▶ Material supplied
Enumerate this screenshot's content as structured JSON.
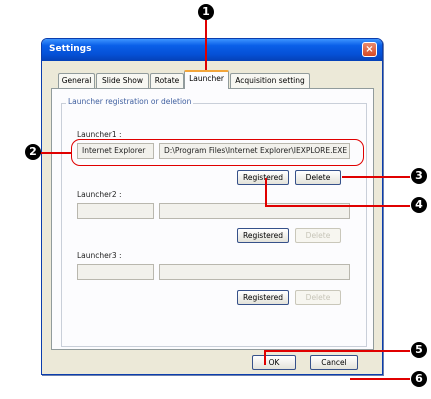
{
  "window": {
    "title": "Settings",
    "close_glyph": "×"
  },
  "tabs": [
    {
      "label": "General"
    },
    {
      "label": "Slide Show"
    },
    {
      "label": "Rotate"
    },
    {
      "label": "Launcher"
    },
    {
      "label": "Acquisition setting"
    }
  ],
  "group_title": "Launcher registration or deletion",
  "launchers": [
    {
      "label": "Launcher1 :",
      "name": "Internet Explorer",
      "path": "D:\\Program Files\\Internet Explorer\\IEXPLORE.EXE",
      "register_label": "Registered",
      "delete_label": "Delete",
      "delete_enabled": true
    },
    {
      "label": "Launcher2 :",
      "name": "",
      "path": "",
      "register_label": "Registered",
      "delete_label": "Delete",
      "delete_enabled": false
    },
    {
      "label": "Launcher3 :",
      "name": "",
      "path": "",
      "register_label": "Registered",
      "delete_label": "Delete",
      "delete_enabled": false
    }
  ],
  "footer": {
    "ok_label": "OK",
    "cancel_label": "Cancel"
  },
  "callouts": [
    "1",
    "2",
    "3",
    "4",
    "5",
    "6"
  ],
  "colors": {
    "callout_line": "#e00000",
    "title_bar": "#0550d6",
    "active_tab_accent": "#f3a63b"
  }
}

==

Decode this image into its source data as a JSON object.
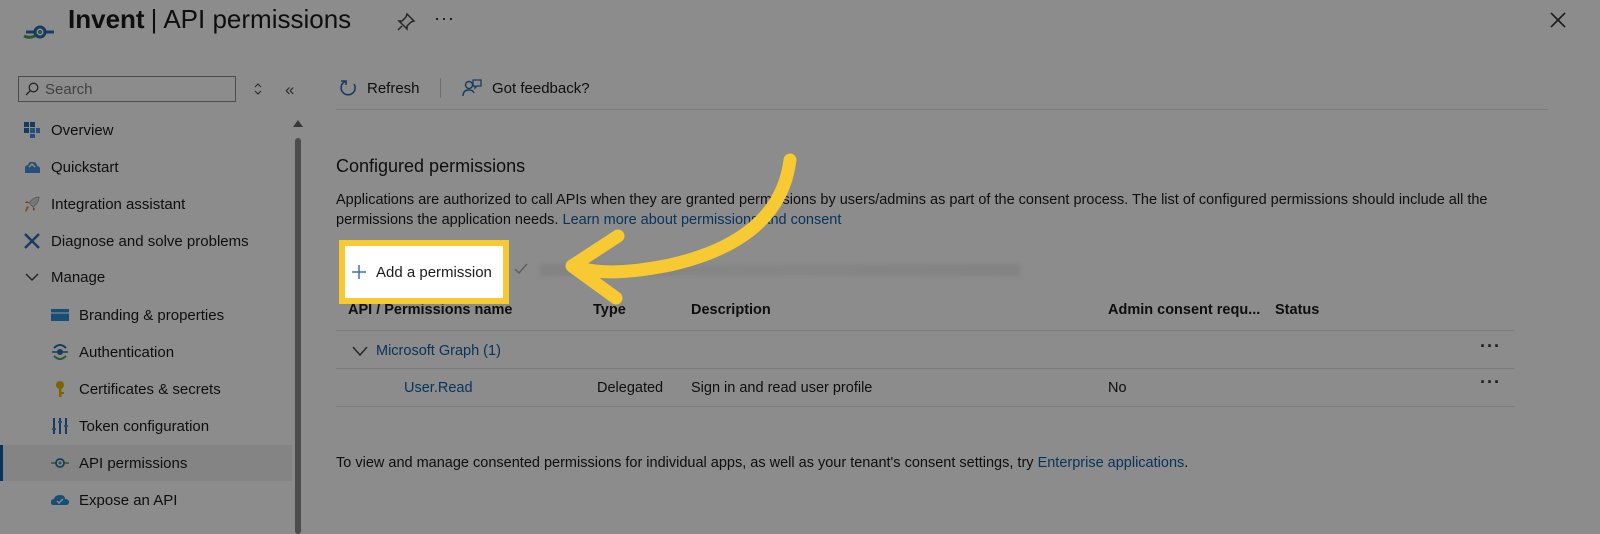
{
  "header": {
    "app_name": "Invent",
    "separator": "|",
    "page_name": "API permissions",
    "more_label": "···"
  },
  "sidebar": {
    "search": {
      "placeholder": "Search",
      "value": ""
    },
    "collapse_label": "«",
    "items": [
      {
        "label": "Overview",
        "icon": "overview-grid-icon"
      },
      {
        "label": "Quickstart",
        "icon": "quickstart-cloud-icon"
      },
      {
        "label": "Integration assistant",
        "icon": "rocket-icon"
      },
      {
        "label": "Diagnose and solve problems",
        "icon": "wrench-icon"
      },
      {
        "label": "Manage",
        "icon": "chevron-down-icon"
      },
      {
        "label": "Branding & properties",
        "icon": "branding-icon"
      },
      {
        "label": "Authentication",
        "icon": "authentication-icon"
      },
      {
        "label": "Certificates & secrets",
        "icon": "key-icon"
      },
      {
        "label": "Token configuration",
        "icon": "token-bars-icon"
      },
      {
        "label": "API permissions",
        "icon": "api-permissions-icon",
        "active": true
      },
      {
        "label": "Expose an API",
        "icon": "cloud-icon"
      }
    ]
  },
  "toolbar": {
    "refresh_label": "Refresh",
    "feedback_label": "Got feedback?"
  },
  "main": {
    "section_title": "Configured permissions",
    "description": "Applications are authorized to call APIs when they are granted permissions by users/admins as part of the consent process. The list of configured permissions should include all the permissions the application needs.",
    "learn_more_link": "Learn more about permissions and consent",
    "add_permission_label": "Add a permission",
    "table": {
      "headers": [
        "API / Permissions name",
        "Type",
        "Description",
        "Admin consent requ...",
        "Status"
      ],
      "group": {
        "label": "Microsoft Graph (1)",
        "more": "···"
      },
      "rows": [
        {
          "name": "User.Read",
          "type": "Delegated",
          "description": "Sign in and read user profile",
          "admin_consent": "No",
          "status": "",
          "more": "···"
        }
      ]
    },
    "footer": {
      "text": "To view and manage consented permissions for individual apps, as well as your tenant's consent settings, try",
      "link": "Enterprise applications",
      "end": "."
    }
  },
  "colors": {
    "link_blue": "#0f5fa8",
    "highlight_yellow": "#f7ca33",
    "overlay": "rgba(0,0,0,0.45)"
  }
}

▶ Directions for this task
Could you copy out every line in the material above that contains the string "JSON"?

▶ Response
Enumerate this screenshot's content as structured JSON.
Decode this image into its source data as a JSON object.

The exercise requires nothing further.